As the son of a middle school science teacher and a pharmacist, Kevin Wright, Ph.D., developed an interest in science and medicine at an early age. He became permanently hooked during an undergraduate course in basic neuroscience as a sophomore at Allegheny College in his home state of Pennsylvania.
“I fell in love with how complex it is,” he said.
Today, Wright is an assistant professor running his own laboratory in OHSU’s Vollum Institute, where he applies his natural curiosity toward solving one of the most formidable puzzles in science and medicine: how the nervous system works.
“It’s daunting, for sure,” he said. “But that’s what makes it so exciting.”
Wright’s work focuses on uncovering the basic biology of how neurons connect to one another and what goes awry when they don’t. In Wright’s laboratory, scientists are focused on the role of a protein called dystroglycan in regulating the formation and function of connections within the developing nervous system. Mutations affecting this protein are known to lead to muscular dystrophy and related neurodevelopmental defects, including autism.
This line of basic science research isn’t easy or quick, which is why Wright said stable funding is so important to conduct research projects that span years.
“These are not easy questions we’re tackling,” Wright said. “They take a long time.”
For relatively young scientists like Wright, who arrived at the Vollum in 2013, proposed cuts in National Institutes of Health budget would be especially hard-hitting. In 2016 alone, OHSU scientists received more than $234 million in NIH funding, by far the largest source of funding for research at the institution. Even maintaining a static level of funding – much less a 20 percent cut – makes it difficult to sustain the nation’s burgeoning research enterprise. For the sake of comparison, the recent Chan Zuckerberg Initiative announced by the Facebook founder commits $3 billion over 10 years – an amount that’s less than 10 percent of the NIH’s annual budget.
Wright noted that NIH funding, which also helps to train the next generation of scientists, is especially important in supporting the work of scientists who are just getting started.
“While funding basic science research through philanthropy is important and can achieve a great deal, it tends to concentrate resources in specific areas of research and often favors higher-profile institutes and labs,” Wright said. “That’s why public support through the NIH is so vital.”
Maintaining the nation’s investment in basic science comes at a crucial time for brain researchers to continue the momentum of recent years. Wright along with other scientists note that we’re entering a golden age for science, particularly for research involving the brain and central nervous system. New tools are becoming available that make it cheaper, more efficient and faster to conduct basic science. For example, it used to take a year to deactivate a gene within a laboratory mouse. Now, it can be done within a matter of weeks.
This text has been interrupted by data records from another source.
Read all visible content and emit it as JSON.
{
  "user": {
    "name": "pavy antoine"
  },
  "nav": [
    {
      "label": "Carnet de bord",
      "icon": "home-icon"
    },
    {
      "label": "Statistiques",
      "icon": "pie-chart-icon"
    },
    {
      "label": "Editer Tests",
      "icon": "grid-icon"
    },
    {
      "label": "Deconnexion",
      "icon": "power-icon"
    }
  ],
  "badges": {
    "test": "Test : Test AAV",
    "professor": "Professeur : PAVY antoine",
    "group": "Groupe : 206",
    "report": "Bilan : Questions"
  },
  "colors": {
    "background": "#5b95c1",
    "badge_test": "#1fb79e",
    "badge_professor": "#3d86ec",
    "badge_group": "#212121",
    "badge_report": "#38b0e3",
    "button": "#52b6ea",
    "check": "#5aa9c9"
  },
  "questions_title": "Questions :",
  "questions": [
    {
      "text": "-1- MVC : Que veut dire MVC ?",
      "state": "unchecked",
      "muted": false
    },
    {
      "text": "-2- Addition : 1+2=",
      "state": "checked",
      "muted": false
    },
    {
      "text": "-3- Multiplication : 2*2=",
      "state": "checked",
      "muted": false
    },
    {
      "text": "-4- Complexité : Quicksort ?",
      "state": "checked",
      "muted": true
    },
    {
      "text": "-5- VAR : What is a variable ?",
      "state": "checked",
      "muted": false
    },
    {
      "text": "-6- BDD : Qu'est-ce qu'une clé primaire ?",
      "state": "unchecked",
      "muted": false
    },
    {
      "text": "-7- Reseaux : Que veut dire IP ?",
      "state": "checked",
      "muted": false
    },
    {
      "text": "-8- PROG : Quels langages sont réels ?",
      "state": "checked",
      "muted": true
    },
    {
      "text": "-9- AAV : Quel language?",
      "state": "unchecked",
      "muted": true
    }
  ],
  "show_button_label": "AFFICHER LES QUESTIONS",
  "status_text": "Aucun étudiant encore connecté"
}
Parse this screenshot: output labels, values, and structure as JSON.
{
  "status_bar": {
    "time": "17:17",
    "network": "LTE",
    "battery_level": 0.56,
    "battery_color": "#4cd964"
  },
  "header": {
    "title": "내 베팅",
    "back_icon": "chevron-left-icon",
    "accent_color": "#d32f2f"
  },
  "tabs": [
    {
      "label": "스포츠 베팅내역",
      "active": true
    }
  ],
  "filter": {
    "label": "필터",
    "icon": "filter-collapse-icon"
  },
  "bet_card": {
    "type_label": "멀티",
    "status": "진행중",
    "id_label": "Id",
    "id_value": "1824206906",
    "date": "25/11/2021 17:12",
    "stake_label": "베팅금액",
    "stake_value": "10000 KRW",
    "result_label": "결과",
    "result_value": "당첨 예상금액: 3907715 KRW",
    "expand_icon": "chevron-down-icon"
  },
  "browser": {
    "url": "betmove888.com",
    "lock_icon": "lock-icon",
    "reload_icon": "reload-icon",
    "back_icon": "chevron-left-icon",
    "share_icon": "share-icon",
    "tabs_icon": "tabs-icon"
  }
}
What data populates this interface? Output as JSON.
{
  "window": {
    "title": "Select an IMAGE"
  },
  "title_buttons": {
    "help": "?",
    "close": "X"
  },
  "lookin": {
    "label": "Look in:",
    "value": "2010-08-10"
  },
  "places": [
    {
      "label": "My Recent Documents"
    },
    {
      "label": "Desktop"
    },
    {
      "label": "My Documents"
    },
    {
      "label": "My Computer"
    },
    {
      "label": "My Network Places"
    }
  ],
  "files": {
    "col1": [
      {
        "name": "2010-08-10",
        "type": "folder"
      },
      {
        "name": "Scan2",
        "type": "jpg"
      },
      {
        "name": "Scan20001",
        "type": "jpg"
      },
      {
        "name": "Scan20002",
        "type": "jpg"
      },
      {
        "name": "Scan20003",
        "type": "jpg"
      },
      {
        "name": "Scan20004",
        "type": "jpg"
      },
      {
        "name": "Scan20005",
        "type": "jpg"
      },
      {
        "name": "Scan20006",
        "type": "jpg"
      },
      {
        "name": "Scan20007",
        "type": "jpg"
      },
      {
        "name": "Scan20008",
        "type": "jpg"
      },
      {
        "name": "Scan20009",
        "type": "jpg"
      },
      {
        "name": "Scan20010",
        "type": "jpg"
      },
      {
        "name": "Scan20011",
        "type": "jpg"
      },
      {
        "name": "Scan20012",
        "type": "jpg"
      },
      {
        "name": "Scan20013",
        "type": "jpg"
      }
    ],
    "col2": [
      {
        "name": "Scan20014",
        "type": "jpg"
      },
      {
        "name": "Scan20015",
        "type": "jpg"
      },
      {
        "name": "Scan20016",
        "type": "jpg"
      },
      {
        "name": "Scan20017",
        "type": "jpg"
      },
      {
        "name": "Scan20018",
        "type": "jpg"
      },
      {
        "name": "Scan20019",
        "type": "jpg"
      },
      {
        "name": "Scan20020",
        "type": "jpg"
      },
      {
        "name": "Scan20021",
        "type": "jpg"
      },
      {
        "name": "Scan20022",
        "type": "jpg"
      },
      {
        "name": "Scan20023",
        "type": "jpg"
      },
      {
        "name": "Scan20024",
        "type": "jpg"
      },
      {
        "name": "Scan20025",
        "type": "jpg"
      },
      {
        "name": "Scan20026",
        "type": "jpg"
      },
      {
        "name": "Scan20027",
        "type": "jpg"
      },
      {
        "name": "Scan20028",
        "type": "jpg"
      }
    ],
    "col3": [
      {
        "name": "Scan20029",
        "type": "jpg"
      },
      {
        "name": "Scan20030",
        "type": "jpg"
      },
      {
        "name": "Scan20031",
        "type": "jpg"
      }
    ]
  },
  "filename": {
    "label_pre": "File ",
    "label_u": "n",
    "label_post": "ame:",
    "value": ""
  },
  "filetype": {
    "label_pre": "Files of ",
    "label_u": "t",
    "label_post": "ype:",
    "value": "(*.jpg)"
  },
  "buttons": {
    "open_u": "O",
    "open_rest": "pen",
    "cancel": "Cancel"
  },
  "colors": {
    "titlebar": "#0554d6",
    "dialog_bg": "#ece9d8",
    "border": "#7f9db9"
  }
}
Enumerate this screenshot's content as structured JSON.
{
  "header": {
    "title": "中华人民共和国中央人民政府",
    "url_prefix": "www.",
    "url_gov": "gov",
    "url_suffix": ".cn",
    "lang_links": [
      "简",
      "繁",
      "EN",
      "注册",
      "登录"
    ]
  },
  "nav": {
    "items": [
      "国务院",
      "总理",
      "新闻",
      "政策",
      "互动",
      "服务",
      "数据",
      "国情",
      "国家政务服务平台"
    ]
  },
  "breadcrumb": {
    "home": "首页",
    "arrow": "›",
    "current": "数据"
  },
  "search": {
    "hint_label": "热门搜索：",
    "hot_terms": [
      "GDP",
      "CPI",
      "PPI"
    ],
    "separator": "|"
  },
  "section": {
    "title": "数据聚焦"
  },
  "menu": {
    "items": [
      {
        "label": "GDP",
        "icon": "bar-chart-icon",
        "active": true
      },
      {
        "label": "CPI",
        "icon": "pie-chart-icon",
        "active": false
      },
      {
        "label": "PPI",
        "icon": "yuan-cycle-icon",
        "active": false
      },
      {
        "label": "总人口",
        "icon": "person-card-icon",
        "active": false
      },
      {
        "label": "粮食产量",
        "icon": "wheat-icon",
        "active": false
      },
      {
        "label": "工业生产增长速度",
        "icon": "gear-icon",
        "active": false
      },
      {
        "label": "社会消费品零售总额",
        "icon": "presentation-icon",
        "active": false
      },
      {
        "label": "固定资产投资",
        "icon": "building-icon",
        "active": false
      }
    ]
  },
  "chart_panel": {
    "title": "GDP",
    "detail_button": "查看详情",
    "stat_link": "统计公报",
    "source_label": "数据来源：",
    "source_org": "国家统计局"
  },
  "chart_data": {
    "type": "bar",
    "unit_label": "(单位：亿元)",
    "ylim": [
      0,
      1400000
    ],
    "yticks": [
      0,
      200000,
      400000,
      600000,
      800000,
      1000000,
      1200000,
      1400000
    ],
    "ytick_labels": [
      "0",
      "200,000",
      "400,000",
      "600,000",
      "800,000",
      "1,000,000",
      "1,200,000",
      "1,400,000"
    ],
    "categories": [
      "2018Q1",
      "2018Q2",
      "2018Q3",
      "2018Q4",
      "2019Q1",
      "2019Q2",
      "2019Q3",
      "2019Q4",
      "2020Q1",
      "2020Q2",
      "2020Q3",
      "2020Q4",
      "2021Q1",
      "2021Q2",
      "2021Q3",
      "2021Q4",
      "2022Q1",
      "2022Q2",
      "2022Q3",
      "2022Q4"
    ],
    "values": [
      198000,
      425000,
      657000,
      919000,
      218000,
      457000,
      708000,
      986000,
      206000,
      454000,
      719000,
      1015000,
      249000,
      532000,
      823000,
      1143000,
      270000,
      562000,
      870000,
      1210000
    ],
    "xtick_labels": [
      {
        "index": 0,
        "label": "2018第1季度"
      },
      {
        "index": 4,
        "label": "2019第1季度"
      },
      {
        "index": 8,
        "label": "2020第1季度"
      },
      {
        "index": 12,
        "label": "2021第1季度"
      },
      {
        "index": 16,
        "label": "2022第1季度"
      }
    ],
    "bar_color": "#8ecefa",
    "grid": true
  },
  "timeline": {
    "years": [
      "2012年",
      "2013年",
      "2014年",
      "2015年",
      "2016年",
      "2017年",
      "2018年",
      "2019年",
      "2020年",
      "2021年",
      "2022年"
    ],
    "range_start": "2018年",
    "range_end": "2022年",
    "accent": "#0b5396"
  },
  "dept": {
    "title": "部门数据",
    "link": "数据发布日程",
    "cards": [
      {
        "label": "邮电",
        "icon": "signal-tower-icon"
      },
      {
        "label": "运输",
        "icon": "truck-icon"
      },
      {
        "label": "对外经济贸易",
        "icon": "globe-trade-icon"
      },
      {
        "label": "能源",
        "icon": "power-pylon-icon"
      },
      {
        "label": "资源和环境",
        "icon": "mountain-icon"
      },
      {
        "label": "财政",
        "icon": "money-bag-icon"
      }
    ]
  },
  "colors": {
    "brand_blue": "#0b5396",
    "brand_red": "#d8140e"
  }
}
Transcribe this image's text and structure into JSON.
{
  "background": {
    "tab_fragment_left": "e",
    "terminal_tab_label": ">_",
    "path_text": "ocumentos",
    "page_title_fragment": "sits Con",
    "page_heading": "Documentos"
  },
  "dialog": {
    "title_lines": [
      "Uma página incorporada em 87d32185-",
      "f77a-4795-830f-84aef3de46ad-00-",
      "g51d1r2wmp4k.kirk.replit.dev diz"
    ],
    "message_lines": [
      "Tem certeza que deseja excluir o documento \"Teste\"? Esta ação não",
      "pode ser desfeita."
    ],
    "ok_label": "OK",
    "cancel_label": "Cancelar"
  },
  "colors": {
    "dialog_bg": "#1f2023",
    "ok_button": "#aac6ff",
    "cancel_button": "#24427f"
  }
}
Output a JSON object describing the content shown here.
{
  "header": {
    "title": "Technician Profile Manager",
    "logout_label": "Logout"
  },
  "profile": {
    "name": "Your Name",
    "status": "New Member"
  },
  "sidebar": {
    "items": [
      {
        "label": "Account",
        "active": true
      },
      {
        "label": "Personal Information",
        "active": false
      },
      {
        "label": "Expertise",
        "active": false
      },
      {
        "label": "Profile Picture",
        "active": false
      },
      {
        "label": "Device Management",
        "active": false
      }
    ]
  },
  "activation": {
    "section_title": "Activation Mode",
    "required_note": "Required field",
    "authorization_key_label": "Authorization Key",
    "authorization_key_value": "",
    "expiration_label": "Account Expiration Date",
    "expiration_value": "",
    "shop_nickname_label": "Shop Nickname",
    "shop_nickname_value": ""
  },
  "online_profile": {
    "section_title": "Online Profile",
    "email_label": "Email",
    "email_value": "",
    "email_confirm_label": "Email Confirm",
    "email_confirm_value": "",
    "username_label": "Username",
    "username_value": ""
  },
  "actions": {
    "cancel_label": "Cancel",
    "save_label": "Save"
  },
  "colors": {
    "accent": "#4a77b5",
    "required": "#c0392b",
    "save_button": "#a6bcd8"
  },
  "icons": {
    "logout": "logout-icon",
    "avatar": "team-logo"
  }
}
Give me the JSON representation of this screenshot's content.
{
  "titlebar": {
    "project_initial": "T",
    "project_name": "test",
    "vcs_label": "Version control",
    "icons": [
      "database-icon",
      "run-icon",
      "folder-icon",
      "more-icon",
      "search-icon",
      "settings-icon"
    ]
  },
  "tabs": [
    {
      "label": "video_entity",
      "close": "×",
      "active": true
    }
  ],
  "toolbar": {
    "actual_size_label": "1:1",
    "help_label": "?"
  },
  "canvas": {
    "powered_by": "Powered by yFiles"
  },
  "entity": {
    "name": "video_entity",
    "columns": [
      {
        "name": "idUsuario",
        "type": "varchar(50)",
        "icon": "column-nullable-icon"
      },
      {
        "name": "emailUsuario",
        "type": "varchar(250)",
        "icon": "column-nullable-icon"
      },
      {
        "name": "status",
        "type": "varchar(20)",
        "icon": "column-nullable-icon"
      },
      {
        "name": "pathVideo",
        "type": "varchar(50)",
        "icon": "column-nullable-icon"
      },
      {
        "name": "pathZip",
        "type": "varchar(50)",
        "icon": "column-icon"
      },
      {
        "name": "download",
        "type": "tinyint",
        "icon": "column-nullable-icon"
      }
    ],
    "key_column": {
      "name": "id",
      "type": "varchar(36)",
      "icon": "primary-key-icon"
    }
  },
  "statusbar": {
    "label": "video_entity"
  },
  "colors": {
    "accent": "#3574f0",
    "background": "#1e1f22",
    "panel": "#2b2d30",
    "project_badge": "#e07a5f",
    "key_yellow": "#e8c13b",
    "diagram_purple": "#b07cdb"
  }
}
Wright is optimistic about the future, although much remains to be done.
“Even with all of the progress we’ve made, we probably understand 1 percent of how the brain works,” he said. “We’ve got a lot of work to do.”